GIVEN RECORDS:
==================================================

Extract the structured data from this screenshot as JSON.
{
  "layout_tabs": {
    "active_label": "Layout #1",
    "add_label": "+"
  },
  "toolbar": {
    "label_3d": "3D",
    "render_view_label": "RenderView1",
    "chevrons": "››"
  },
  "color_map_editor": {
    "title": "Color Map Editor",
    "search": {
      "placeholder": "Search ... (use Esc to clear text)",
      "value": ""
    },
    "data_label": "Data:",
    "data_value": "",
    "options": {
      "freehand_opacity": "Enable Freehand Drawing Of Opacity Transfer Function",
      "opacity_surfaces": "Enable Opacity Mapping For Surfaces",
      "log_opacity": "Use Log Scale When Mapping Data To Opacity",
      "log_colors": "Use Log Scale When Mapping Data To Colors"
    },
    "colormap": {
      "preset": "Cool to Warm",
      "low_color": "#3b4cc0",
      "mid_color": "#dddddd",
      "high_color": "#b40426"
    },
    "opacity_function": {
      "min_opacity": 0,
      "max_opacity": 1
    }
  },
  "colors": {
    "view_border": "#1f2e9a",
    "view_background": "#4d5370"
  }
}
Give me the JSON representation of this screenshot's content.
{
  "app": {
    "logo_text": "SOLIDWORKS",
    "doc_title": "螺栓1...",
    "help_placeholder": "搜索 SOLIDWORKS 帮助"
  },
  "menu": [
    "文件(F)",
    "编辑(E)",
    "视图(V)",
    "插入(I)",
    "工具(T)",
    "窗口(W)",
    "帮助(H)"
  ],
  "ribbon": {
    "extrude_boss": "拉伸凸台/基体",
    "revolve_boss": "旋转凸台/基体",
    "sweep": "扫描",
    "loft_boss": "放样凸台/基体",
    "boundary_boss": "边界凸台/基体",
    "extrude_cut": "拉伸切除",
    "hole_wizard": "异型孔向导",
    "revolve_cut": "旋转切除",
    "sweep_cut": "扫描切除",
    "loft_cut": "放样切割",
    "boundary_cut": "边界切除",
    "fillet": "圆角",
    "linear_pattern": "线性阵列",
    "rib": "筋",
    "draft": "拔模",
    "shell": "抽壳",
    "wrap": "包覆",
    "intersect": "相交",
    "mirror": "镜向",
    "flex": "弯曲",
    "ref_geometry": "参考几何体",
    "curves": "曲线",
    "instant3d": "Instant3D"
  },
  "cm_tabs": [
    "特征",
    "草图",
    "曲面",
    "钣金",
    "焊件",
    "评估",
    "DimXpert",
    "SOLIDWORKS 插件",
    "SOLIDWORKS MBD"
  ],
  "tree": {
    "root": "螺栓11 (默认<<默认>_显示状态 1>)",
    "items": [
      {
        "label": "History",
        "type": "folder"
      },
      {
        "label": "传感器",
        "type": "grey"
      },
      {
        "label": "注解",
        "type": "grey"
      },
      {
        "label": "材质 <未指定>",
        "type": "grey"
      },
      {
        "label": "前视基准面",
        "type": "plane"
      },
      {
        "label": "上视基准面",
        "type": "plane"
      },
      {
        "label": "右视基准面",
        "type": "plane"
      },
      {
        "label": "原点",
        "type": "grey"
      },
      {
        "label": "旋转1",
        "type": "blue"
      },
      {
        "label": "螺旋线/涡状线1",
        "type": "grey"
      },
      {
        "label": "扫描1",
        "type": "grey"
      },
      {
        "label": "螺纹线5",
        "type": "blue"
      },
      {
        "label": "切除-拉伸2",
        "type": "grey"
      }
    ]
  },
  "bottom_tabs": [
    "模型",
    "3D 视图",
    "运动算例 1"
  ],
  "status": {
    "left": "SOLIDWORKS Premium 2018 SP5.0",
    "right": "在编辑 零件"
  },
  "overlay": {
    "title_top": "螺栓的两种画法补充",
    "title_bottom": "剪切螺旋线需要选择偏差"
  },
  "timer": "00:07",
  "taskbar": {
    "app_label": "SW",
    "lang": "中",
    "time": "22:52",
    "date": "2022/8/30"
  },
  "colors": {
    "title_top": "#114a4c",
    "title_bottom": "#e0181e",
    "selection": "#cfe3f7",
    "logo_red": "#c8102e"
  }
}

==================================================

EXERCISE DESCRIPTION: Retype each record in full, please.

SOLUTION TO THIS EXERCISE:
Extract the structured data from this screenshot as JSON.
{
  "layout_tabs": {
    "active_label": "Layout #1",
    "add_label": "+"
  },
  "toolbar": {
    "label_3d": "3D",
    "render_view_label": "RenderView1",
    "chevrons": "››"
  },
  "color_map_editor": {
    "title": "Color Map Editor",
    "search": {
      "placeholder": "Search ... (use Esc to clear text)",
      "value": ""
    },
    "data_label": "Data:",
    "data_value": "",
    "options": {
      "freehand_opacity": "Enable Freehand Drawing Of Opacity Transfer Function",
      "opacity_surfaces": "Enable Opacity Mapping For Surfaces",
      "log_opacity": "Use Log Scale When Mapping Data To Opacity",
      "log_colors": "Use Log Scale When Mapping Data To Colors"
    },
    "colormap": {
      "preset": "Cool to Warm",
      "low_color": "#3b4cc0",
      "mid_color": "#dddddd",
      "high_color": "#b40426"
    },
    "opacity_function": {
      "min_opacity": 0,
      "max_opacity": 1
    }
  },
  "colors": {
    "view_border": "#1f2e9a",
    "view_background": "#4d5370"
  }
}
Give me the JSON representation of this screenshot's content.
{
  "app": {
    "logo_text": "SOLIDWORKS",
    "doc_title": "螺栓1...",
    "help_placeholder": "搜索 SOLIDWORKS 帮助"
  },
  "menu": [
    "文件(F)",
    "编辑(E)",
    "视图(V)",
    "插入(I)",
    "工具(T)",
    "窗口(W)",
    "帮助(H)"
  ],
  "ribbon": {
    "extrude_boss": "拉伸凸台/基体",
    "revolve_boss": "旋转凸台/基体",
    "sweep": "扫描",
    "loft_boss": "放样凸台/基体",
    "boundary_boss": "边界凸台/基体",
    "extrude_cut": "拉伸切除",
    "hole_wizard": "异型孔向导",
    "revolve_cut": "旋转切除",
    "sweep_cut": "扫描切除",
    "loft_cut": "放样切割",
    "boundary_cut": "边界切除",
    "fillet": "圆角",
    "linear_pattern": "线性阵列",
    "rib": "筋",
    "draft": "拔模",
    "shell": "抽壳",
    "wrap": "包覆",
    "intersect": "相交",
    "mirror": "镜向",
    "flex": "弯曲",
    "ref_geometry": "参考几何体",
    "curves": "曲线",
    "instant3d": "Instant3D"
  },
  "cm_tabs": [
    "特征",
    "草图",
    "曲面",
    "钣金",
    "焊件",
    "评估",
    "DimXpert",
    "SOLIDWORKS 插件",
    "SOLIDWORKS MBD"
  ],
  "tree": {
    "root": "螺栓11 (默认<<默认>_显示状态 1>)",
    "items": [
      {
        "label": "History",
        "type": "folder"
      },
      {
        "label": "传感器",
        "type": "grey"
      },
      {
        "label": "注解",
        "type": "grey"
      },
      {
        "label": "材质 <未指定>",
        "type": "grey"
      },
      {
        "label": "前视基准面",
        "type": "plane"
      },
      {
        "label": "上视基准面",
        "type": "plane"
      },
      {
        "label": "右视基准面",
        "type": "plane"
      },
      {
        "label": "原点",
        "type": "grey"
      },
      {
        "label": "旋转1",
        "type": "blue"
      },
      {
        "label": "螺旋线/涡状线1",
        "type": "grey"
      },
      {
        "label": "扫描1",
        "type": "grey"
      },
      {
        "label": "螺纹线5",
        "type": "blue"
      },
      {
        "label": "切除-拉伸2",
        "type": "grey"
      }
    ]
  },
  "bottom_tabs": [
    "模型",
    "3D 视图",
    "运动算例 1"
  ],
  "status": {
    "left": "SOLIDWORKS Premium 2018 SP5.0",
    "right": "在编辑 零件"
  },
  "overlay": {
    "title_top": "螺栓的两种画法补充",
    "title_bottom": "剪切螺旋线需要选择偏差"
  },
  "timer": "00:07",
  "taskbar": {
    "app_label": "SW",
    "lang": "中",
    "time": "22:52",
    "date": "2022/8/30"
  },
  "colors": {
    "title_top": "#114a4c",
    "title_bottom": "#e0181e",
    "selection": "#cfe3f7",
    "logo_red": "#c8102e"
  }
}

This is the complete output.